=== Exercise directions ===
Needed from the data below: all lines that contain the word "Rock".

=== Records excerpted from a collection ===
____

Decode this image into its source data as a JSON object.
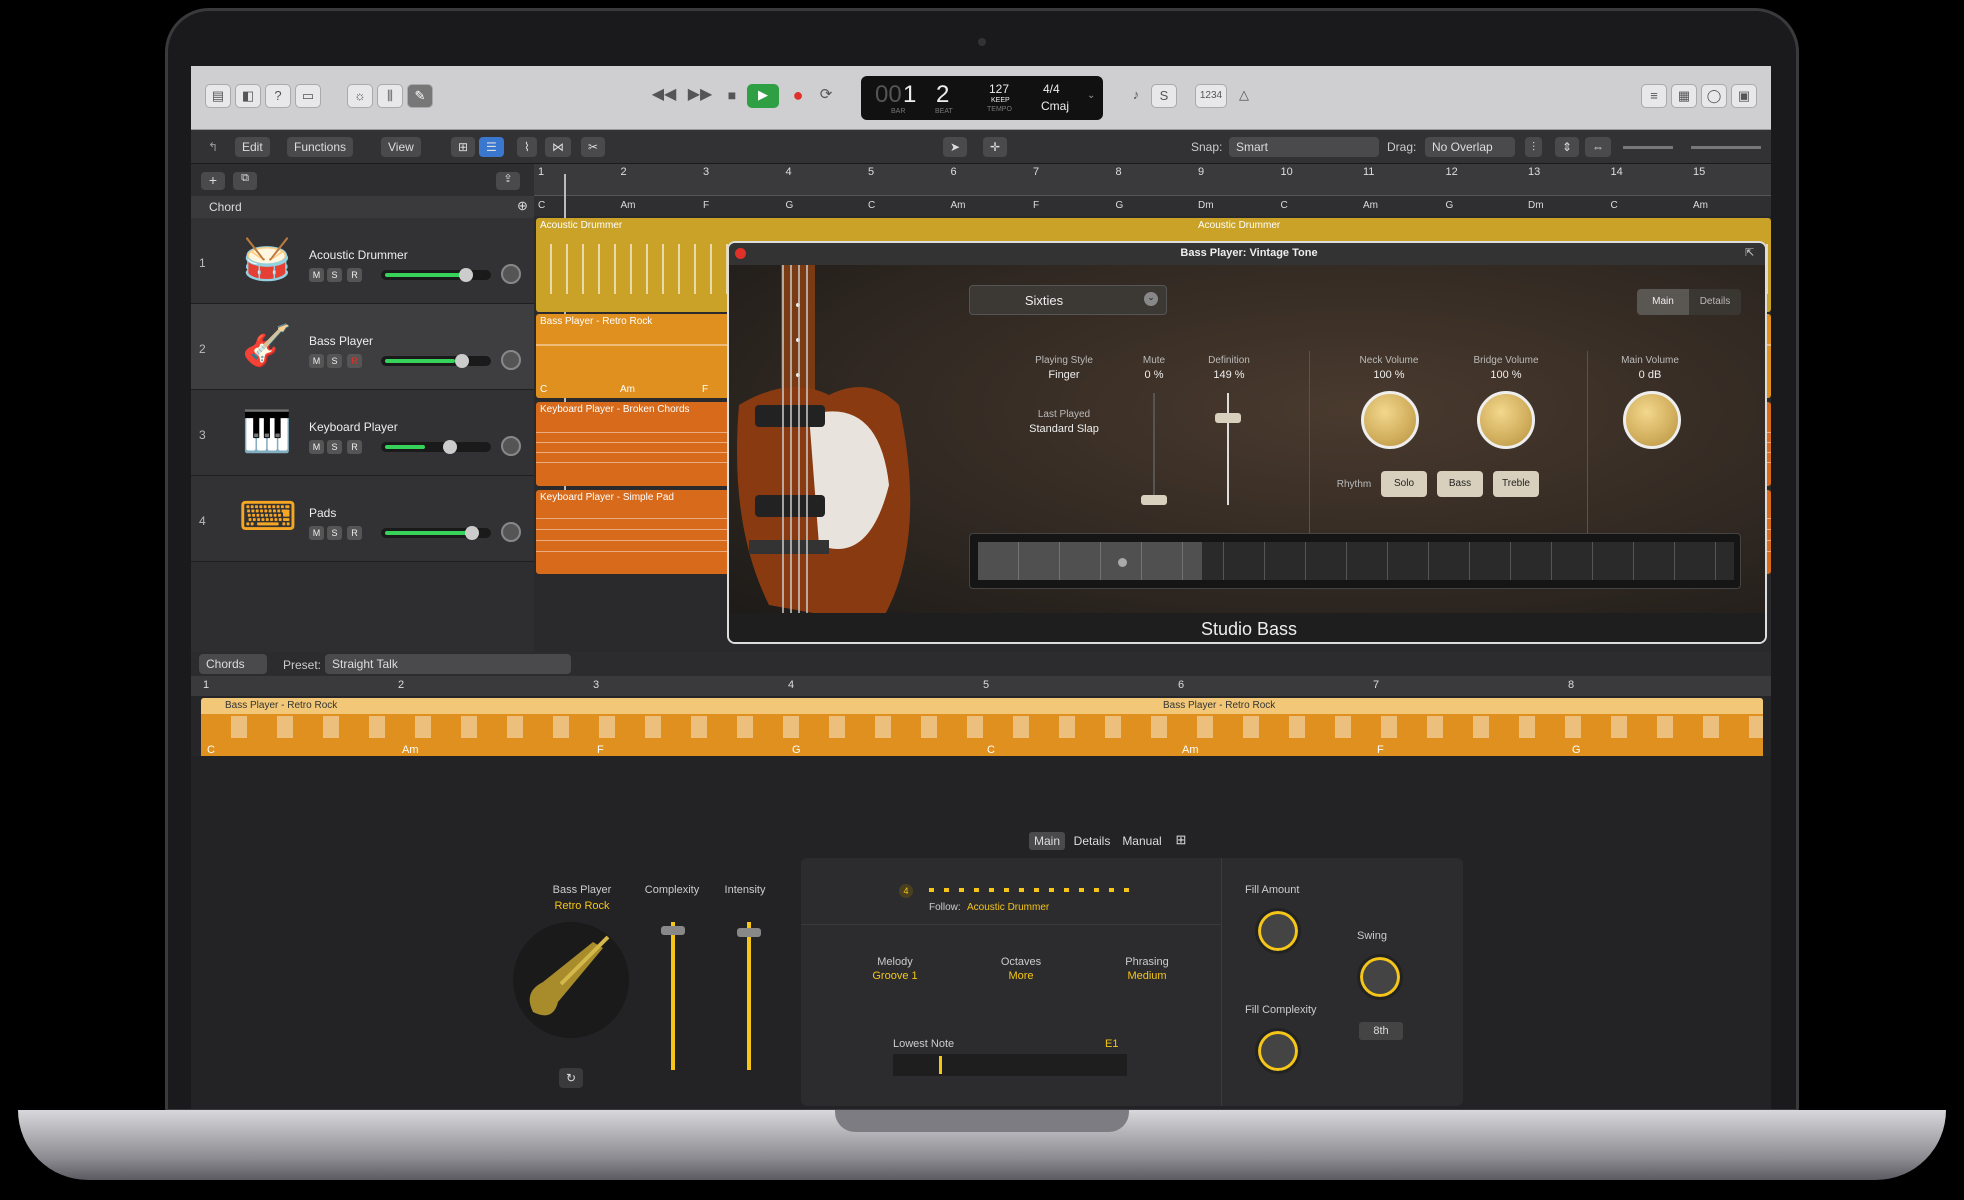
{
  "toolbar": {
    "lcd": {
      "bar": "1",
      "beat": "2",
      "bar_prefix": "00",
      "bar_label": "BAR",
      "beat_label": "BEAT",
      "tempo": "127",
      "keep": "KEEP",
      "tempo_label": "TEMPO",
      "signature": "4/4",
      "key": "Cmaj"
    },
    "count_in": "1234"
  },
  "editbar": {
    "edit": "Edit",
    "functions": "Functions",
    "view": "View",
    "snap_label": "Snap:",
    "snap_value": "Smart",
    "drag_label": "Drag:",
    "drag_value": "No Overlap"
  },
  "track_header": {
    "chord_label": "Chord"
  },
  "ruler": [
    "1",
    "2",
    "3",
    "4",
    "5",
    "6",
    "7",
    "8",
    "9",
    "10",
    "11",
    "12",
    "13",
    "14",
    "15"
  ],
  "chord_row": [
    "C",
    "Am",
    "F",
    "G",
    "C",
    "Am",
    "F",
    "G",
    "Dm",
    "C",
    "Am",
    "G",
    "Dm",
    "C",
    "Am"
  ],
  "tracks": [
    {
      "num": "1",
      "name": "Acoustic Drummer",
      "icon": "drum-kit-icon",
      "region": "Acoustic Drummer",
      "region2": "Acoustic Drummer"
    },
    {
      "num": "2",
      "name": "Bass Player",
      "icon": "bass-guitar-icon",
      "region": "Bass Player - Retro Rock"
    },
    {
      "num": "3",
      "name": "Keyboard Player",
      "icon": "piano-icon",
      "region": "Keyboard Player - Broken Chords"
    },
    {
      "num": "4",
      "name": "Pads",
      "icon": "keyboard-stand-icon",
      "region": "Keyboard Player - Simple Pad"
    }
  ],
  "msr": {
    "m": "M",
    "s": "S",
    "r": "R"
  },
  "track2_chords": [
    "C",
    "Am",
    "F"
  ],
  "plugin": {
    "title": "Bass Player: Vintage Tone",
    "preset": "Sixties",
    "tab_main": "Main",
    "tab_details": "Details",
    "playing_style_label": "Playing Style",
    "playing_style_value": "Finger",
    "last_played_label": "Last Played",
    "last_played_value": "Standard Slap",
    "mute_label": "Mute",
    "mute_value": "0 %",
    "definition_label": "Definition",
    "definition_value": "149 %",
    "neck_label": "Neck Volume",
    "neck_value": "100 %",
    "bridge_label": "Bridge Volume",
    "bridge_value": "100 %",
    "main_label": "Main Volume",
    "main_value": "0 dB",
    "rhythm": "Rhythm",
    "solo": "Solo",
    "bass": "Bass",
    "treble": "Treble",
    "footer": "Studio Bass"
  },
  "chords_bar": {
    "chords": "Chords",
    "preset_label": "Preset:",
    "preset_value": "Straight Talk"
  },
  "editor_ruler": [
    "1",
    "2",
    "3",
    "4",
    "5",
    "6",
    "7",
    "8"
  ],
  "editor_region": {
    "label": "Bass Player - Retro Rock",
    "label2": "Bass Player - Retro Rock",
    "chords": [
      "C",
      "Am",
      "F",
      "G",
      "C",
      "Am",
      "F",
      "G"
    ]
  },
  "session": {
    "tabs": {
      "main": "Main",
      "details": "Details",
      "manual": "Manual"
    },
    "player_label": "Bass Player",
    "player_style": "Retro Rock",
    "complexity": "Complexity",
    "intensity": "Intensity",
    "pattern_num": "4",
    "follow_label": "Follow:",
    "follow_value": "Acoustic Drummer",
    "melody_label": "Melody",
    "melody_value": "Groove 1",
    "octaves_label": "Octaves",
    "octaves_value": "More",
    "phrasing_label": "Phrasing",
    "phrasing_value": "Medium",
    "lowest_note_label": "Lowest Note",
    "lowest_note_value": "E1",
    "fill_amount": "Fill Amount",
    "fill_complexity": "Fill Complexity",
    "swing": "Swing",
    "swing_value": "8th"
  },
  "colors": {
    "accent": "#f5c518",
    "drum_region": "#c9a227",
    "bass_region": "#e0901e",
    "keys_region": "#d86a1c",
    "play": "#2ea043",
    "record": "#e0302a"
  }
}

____

=== Solved exercise ===
      "region": "Bass Player - Retro Rock"
    "label": "Bass Player - Retro Rock",
    "label2": "Bass Player - Retro Rock",
    "player_style": "Retro Rock",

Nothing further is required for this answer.